Honors students and program coordinators stand in the Blackfriar's Playhouse.

The Sound and the Fury—Out, Out, Brief Candle!—Double, Double Toil and Trouble

Schuylkill Honors Program students recently traveled to the American Shakespeare Center’s Blackfriars Playhouse, the most authentic Shakespeare performance venue in the nation, in Staunton, Virginia.
By: Susan C. Andrews

Do the words in this story’s title sound familiar? The words may not sound antiquated to you, but they have been bantered about for more than 400 years. And, yes, you have probably encountered them sprinkled within the famous works of authors throughout time. 

These Shakespearean words and more were heard by Penn State Schuylkill students who journeyed to see “Macbeth,” one of the iconic bard’s most famous tragic plays. 

Schuylkill students Brenna Baker, Samuel Petersen, Christina DeMoss, Angelique Reiss and Roxana Achach—all members of the Honors Program—recently traveled to the American Shakespeare Center’s Blackfriars Playhouse in Staunton, Virginia. 

Blackfriars Playhouse is the most authentic Shakespeare performance venue in the nation. Members of the audience sit around a three-quarter stage, view members of the audience throughout the play due to omnipresent lighting as in Shakespeare’s day, and move to a better seat, if available, once the play begins. 

But, let’s move on to “Words, Words, Words” as another famous Shakespeare character, Hamlet, said when asked what he read.

Christina Demoss enjoyed the play, but wished more attention was given to Lady Macbeth’s eventual all-consuming guilt. Her favorite line of the play belonged to Lady Macbeth as she convincingly said to her husband “…look like the innocent flower but be like the serpent under it.” (1.5.56-58).

Baker thought the actors effectively flip flopped gender roles. “One of the actors among the three playing a witch was a male,” she noted. “Back in Shakespeare’s time, all of the roles were played by males. In this rendition of “Macbeth,” a young boy was played by an actress.”

Petersen, who plans to be an astrophysicist, is currently enrolled in a Shakespeare class. He considers himself a novice polymath and points out that Shakespeare’s eternal relevance is due to his word choice. He cites the following as proof, “…and pity like a naked newborn babe, striding the blast, or heaven’s cherubim horsed upon the sightless couriers of the air, shall blow the horrid deed in every eye, that tears shall drown the wind. (1.7.19-25)

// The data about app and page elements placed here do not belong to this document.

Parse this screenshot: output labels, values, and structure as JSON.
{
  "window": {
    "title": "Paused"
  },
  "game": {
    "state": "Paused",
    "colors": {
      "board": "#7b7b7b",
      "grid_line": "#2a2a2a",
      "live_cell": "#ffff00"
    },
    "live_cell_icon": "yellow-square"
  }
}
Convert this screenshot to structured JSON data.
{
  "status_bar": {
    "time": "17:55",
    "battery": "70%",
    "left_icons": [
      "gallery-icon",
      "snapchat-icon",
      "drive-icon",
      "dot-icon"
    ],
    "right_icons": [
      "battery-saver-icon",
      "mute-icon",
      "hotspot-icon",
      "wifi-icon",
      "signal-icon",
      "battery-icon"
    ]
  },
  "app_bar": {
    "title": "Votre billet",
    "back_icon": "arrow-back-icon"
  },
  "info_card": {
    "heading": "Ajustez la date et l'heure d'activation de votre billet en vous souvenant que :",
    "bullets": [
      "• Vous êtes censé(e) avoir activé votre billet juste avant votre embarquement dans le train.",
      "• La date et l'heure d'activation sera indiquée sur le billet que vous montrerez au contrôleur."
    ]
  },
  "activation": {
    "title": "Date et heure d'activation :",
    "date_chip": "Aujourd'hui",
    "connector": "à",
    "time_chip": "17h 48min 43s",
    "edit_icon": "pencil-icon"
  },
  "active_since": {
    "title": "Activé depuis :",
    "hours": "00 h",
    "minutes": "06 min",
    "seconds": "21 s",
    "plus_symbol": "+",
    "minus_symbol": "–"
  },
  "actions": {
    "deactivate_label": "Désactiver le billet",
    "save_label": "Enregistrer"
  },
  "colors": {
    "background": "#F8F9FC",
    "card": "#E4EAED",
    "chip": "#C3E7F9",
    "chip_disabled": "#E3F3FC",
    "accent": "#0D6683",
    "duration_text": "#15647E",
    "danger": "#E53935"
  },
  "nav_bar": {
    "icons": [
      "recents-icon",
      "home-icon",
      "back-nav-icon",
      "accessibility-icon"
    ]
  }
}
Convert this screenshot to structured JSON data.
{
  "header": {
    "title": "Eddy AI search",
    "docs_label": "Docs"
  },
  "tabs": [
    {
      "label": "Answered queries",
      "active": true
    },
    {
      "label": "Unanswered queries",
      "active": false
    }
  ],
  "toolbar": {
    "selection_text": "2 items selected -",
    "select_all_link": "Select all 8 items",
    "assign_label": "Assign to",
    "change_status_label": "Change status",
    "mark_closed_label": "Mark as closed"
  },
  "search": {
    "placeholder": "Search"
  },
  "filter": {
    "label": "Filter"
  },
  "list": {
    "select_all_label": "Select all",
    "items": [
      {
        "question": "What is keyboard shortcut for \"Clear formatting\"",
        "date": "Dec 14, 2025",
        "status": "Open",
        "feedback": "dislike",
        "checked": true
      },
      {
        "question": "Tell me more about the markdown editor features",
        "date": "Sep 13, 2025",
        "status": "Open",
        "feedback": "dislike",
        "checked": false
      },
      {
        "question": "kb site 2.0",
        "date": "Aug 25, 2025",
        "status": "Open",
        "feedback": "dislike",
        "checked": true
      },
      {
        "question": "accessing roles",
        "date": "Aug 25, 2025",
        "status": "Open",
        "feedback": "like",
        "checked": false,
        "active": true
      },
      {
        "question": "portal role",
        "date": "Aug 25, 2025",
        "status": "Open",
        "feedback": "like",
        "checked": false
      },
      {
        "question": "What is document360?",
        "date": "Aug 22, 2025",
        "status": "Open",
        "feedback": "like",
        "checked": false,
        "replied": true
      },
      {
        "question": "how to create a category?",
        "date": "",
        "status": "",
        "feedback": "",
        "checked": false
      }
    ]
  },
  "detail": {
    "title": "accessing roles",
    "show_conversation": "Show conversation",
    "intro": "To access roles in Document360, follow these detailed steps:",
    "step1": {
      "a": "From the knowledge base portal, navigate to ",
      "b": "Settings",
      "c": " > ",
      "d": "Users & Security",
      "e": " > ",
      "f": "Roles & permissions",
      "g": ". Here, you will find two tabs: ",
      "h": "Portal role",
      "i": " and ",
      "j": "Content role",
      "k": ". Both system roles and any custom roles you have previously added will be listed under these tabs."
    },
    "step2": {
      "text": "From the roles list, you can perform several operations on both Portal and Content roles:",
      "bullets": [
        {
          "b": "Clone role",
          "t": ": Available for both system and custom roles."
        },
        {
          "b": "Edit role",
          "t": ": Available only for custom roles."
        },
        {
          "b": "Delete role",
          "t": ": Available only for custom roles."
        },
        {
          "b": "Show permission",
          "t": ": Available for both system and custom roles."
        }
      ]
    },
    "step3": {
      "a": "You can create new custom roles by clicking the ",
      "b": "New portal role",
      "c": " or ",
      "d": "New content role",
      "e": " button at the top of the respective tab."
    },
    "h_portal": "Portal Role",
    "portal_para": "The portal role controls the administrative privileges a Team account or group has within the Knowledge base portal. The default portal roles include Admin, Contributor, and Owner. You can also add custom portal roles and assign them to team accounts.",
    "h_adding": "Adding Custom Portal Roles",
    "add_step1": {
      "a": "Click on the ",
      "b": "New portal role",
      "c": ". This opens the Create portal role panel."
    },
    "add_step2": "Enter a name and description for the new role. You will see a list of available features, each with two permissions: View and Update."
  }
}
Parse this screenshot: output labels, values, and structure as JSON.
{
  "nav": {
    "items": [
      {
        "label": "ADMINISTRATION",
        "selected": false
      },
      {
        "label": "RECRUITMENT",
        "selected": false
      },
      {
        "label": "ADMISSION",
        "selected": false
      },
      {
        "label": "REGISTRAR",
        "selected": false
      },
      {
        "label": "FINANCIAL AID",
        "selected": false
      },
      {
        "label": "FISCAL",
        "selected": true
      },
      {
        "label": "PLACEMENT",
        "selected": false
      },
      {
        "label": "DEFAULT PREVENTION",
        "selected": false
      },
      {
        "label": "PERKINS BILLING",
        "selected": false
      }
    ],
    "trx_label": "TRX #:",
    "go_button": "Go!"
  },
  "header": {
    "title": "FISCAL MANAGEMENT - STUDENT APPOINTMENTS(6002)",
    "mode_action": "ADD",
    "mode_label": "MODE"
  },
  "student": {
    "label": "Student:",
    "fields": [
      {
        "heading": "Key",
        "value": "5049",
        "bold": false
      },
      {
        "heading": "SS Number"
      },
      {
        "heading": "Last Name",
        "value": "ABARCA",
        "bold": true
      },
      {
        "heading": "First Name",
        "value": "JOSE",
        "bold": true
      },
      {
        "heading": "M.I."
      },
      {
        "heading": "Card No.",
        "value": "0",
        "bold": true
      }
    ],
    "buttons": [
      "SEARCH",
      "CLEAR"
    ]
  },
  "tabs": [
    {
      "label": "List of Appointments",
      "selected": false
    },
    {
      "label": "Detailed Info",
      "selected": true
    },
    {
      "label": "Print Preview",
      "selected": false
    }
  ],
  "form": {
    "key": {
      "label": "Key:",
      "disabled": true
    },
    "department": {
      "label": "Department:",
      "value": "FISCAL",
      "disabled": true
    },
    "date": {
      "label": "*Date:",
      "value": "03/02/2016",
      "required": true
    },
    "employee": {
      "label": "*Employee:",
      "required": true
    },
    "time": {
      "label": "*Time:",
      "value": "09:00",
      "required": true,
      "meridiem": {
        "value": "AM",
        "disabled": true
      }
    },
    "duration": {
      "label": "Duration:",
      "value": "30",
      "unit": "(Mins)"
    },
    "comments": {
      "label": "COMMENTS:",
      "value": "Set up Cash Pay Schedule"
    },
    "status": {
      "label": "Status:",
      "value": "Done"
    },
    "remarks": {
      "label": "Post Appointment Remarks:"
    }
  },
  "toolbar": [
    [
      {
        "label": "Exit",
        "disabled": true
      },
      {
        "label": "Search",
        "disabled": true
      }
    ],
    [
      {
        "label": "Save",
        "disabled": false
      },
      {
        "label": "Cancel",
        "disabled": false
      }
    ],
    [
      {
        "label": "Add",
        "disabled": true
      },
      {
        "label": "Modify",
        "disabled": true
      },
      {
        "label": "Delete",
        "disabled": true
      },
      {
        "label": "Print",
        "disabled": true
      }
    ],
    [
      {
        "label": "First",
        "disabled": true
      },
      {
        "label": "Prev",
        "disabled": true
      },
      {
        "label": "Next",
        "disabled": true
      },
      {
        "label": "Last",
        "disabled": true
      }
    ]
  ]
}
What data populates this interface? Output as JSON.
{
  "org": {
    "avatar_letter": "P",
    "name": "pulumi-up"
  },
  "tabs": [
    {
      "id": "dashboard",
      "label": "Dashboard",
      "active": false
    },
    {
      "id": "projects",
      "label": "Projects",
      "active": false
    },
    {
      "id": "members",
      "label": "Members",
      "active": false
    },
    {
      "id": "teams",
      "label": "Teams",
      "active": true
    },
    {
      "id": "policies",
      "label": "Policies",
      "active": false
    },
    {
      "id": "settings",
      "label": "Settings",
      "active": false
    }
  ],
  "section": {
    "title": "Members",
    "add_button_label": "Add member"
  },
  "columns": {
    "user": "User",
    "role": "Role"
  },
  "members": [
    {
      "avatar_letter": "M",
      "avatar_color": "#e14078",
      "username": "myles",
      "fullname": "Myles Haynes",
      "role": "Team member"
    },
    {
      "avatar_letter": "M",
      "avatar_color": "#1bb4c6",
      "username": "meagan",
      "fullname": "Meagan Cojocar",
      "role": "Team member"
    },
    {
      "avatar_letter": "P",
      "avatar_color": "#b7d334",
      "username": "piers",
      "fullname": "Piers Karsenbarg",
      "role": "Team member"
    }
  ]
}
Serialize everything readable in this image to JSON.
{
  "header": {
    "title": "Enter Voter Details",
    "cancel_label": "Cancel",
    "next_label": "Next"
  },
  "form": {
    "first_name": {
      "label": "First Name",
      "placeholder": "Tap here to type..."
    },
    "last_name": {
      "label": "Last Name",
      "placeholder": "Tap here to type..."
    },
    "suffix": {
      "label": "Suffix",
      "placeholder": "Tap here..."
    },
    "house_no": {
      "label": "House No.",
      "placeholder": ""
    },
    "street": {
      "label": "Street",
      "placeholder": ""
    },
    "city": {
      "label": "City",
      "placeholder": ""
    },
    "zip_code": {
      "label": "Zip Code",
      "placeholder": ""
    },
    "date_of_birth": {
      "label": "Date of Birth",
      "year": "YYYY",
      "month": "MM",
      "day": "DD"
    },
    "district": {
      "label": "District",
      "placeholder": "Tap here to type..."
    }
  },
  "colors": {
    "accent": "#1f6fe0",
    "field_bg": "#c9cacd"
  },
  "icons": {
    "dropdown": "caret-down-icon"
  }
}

Achach found the actors’ ability to memorize the lines of four plays at any given time admirable. She also remarked that “Shakespeare demonstrated the power that many women have over men as Macbeth was persuaded by his wife to commit the evil deed.”

After the show, the students participated in a talkback with several members of the cast. Reiss asked one of the actors how the precisely executed sword fight was choreographed without anyone getting hurt.  

“I have always wondered where the line “Double, double toil and trouble” (4.1.20-22) originated, and now I know it is the song of the witches in “Macbeth.”

Dr. Nikki Andel, associate teaching professor of English at Schuylkill, who also traveled to Virginia, said, “The best way to access Shakespeare is not through YouTube and film as they fail in comparison to the suspension of disbelief and visceral reactions to live performances.”

The students also enjoyed a tour of the theatre replete with a costume room, props, and ceiling and floor trap doors leading metaphorically to heaven and hell.

Dr. Michael Gallis, associate professor of physics and co-coordinator of the Honors Program, said that this was the first time he watched a live performance of a Shakespeare play. “I would love to see more Shakespearean plays as they reveal the history of our culture,” he said.

The Virginia trip is just one of several outstanding events available to Penn State Schuylkill honors students. “In addition to the Shakespeare trip, this year, students have visited the Intrepid Air and Space Museum, seen a Broadway musical, listened to philosopher Sam Harris speak in Philadelphia, traveled to the Joseph Priestly House, and spent four days in Washington DC visiting monuments, museums and historical sites,” said Dr. Valerie Schrader, interim director of Academic Affairs and co-coordinator of the Penn State Schuylkill Honors Program.

Click here to learn more about the Honors Program.